In 2011, President Barack Obama, Vice President Joe Biden, and Secretary of State Hillary Clinton slipped into the White House Situation Room under the cover of darkness. The occasion, and the cause for such secrecy, was Operation Neptune Spear, better known as the mission to deliver Osama Bin-Laden into the hands of the United States, dead or alive. Gathered with Obama, Biden and Clinton were CIA Director John Brennan, Secretary of Defense Robert Gates, and photographer Pete Souza. The picture Souza snapped of the meeting is notable for its rawness. Obama’s eyes are sunken back, his shoulders low and tense, while Clinton nervously has a hand clasped over her mouth; for Souza, it was just another day in the job.

For eight years, Souza was the Chief Official White House Photographer, and witnessed everything from Obama’s first day in office to his negotiation of the 2015 Iran Nuclear Deal. Souza has been present at so many top-secret meetings The New Republic dubbed him one of the “most powerful, least famous people” in Washington. After the Obama Administration, many wondered what the young ex-president would do with his free time. Some speculated a return to politics, but while Obama spent the first year and a half of his post-presidency receding from the spotlight, Souza made sure his former boss stayed a relevant part of the national dialogue.

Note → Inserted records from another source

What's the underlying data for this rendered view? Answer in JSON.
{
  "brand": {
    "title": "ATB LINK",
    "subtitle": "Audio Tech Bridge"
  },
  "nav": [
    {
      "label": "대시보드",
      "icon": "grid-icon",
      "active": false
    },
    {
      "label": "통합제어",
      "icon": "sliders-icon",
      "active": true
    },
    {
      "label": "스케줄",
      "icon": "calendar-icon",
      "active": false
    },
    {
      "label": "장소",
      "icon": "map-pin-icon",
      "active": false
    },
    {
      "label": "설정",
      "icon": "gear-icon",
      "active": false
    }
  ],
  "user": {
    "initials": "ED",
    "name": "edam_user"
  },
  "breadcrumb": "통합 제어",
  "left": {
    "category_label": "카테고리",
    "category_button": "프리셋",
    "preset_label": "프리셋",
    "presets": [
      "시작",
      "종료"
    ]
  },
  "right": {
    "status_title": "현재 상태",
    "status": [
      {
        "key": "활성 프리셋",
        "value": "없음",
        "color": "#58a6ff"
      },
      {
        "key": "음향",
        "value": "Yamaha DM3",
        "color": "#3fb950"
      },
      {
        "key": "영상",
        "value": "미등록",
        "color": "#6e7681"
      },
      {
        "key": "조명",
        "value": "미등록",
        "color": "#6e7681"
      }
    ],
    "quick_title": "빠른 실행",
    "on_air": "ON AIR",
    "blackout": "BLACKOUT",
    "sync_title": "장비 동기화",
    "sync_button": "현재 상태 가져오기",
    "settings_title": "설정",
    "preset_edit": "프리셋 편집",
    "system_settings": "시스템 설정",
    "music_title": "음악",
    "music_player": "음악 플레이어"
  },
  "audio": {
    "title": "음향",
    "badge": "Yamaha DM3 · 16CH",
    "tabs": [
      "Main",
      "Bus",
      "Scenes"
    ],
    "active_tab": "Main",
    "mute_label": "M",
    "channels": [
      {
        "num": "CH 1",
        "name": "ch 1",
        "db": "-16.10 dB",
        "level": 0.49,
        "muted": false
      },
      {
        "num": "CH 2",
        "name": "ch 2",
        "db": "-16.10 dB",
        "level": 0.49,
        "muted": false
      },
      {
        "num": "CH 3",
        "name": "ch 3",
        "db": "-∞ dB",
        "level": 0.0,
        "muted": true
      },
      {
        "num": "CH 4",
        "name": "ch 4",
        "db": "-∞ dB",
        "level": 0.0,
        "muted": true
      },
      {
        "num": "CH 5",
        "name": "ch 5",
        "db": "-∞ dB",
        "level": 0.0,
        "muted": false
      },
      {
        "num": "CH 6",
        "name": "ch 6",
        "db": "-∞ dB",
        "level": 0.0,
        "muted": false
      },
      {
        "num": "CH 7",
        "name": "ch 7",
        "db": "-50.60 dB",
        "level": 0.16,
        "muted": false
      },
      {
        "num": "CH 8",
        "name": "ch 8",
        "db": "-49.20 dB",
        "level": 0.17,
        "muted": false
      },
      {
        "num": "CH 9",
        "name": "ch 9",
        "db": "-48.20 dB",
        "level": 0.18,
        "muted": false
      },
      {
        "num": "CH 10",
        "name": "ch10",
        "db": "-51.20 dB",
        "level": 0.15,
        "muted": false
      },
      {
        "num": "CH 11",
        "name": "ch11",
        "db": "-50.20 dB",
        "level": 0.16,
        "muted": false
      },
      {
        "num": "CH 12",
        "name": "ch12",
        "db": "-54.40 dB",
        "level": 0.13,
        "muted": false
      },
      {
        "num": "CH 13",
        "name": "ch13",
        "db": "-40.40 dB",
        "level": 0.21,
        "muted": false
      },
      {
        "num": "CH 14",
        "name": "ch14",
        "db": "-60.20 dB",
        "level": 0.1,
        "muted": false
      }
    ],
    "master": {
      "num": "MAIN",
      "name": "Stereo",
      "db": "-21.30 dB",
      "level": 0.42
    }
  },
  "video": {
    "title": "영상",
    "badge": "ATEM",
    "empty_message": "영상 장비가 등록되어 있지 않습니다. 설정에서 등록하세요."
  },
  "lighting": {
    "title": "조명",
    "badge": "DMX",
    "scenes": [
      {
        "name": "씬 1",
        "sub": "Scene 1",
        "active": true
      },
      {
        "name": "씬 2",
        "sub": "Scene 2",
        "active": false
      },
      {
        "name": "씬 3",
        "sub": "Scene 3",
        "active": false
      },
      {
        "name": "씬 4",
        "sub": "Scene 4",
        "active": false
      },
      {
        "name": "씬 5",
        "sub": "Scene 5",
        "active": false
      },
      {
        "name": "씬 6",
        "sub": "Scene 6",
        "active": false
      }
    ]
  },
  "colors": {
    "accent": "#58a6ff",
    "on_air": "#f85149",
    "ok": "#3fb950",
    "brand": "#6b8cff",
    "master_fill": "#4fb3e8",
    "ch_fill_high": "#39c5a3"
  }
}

As President Trump made it his mission to undo as much of Obama’s legacy as possible, Souza took to the offensive on his Instagram account to compare and contrast the current Trump Administration with similar moments from Obama’s. The day Trump announced his nomination of Neil Gorsuch to the Supreme Court, Souza posted a picture of Obama with his ill-fated Supreme Court nominee Judge Merrick Garland simply captioned, “Merrick Garland, just saying.” In 2017, after it was reported that Trump had a fiery phone call with Australian Prime Minister Malcolm Turnbull over upholding a commitment Obama made to accept 1,250 refugees from Australia, Souza posted a picture of Obama and Turnbull laughing with each other.

Souza’s digs at the current president generated so much attention that it prompted him to publish a new book of photos “Shade: A Tale of Two Presidents” that takes his Instagram feed to a new level. If his Instagram account was a subtle jab at the current president, “Shade” is a full blown haymaker to the way Trump carries himself.

“It kind of started with the lying about the inauguration date crowd, but the thing that really got me is when he accused President Obama of tapping his phones,” Souza said in an interview with Boston Public Radio. “He was accusing my former boss of a high crime without any evidence at all on Twitter, by the way he couldn’t spell the word tap right, he spelled it with two T’s. That's when I was just like ‘he’s gone too far.’”

For Souza, unlike many former Obama staffers, the criticism of Trump isn’t particularly partisan, he spent six years as the Chief Official White House Photographer for Ronald Reagan, it’s what he sees as a lack of respect Trump has for the office, and thus the nation.

“A lot of my commentary is not necessarily about the current president's policies, it’s the way he behaves in office, which to me is disrespectful to the Office of the President. He doesn’t even respect other people, except for himself,” Souza said.

On the day Souza’s book hit stores, Obama was traveling the nation stumping for candidates in Ohio, California, Florida, and Georgia, breaking with tradition, and forcefully making many of the same critiques Souza had been implying since 2016.

“America is at a crossroads. The healthcare of millions is on the ballot, a fair shake for working families is on the ballot, perhaps most importantly, the character of our country is on the ballot,” Obama told a crowd in Indiana as one spectator yelled, “I wish I could vote for you!”

Out of the shadows, Obama is now the one throwing shade directly at Donald Trump and the Republican establishment that have supported him.

As for what he thinks will happen on election day, Souza is laconic.

“If people come out to vote, the results will be OK,” he said.